HEGEMAN: It’s funny—that was one of the things we were very nervous about, because obviously, like you said, we had to order them based on the calendar year. I think we just lucked out. One thing I didn’t want to do, because of the respect I have for all these directors, was tell them what the tone of their segments should be. They didn’t do this as a job, but out of passion, and they weren’t being told by a studio, “Do this, do this, do that.” It was more like, “Do what you want to do.” What we did try to do was match certain directors’ paces to the days; we knew Sarah’s style going in, for example, so we tried to match certain styles with the holidays where we could. But we didn’t say, “Hey, this is the fourth short, and we’re going to need to become more extreme or more cerebral.” We just let the directors do their thing, and it worked out.

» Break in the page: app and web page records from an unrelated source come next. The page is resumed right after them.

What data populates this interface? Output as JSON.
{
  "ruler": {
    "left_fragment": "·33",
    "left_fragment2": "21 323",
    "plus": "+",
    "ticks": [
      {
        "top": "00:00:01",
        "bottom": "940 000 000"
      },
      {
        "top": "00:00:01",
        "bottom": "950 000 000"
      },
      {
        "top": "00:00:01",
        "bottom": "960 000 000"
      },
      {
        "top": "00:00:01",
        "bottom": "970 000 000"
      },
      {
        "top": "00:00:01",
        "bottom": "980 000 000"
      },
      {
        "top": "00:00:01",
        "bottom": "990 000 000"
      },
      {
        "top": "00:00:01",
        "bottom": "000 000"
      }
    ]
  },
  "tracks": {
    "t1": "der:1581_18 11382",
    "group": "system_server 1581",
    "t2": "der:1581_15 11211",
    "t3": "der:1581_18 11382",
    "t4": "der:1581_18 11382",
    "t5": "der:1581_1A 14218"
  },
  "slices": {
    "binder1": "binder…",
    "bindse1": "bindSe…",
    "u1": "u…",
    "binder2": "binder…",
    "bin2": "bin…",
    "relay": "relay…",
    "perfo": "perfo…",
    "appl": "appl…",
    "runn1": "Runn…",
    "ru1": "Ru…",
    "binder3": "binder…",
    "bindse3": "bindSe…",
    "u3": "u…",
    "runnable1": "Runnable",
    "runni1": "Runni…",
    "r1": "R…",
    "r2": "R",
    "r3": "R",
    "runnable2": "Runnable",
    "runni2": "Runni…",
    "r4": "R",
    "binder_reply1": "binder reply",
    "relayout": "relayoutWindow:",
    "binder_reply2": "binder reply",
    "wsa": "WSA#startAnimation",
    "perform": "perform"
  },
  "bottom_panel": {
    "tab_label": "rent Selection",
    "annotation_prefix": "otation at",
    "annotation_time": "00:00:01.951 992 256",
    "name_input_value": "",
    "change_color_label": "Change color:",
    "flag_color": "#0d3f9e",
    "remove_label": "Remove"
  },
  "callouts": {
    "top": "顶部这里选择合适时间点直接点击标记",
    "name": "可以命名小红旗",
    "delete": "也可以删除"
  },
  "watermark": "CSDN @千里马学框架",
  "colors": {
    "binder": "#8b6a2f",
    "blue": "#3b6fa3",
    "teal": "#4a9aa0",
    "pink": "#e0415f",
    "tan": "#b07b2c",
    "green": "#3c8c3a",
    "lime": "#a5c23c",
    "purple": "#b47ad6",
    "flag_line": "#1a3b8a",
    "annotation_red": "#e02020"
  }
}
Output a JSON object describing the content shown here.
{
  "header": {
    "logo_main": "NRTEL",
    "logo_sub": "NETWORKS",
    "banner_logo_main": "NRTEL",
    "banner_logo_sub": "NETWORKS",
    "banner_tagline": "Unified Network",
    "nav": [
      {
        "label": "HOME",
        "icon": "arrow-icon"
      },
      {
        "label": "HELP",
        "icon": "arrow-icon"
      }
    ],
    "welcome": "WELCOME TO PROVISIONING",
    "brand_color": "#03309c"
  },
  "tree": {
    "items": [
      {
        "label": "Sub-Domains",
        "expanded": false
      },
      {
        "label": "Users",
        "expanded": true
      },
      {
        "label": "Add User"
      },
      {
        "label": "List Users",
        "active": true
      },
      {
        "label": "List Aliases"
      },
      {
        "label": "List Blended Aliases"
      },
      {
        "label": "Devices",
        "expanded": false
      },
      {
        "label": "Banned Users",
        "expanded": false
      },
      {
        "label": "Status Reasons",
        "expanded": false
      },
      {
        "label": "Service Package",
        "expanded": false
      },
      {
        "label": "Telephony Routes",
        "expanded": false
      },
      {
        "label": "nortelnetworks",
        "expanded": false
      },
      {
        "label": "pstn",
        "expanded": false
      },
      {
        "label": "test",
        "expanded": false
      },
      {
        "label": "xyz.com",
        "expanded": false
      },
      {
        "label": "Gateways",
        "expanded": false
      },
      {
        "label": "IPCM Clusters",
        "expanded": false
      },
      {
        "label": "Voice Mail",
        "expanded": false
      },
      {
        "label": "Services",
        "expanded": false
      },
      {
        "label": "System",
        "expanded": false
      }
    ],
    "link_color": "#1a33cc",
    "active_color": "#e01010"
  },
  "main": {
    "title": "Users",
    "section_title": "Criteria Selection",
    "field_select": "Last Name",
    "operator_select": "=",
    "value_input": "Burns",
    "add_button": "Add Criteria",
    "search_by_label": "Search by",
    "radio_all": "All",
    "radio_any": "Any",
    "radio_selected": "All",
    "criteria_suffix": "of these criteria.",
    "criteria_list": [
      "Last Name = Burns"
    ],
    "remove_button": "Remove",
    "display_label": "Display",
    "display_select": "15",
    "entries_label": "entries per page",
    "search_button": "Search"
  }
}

FANG: If and when you get to do a sequel, is there any particular holiday you especially want to tackle that you didn’t get to do this time?
HEGEMAN: Yes, and that’s one of the reasons why I couldn’t say the director’s name, but April Fool’s Day is a huge one that we would like to do, and July 4. We didn’t do Thanksgiving, which is another big one. And if we do another film, we’d mix in a little bit more of an international flavor, maybe doing something with the Chinese New Year and bringing in some Latino directors. We would like to give it as much as of an eclectic, global feel as we can.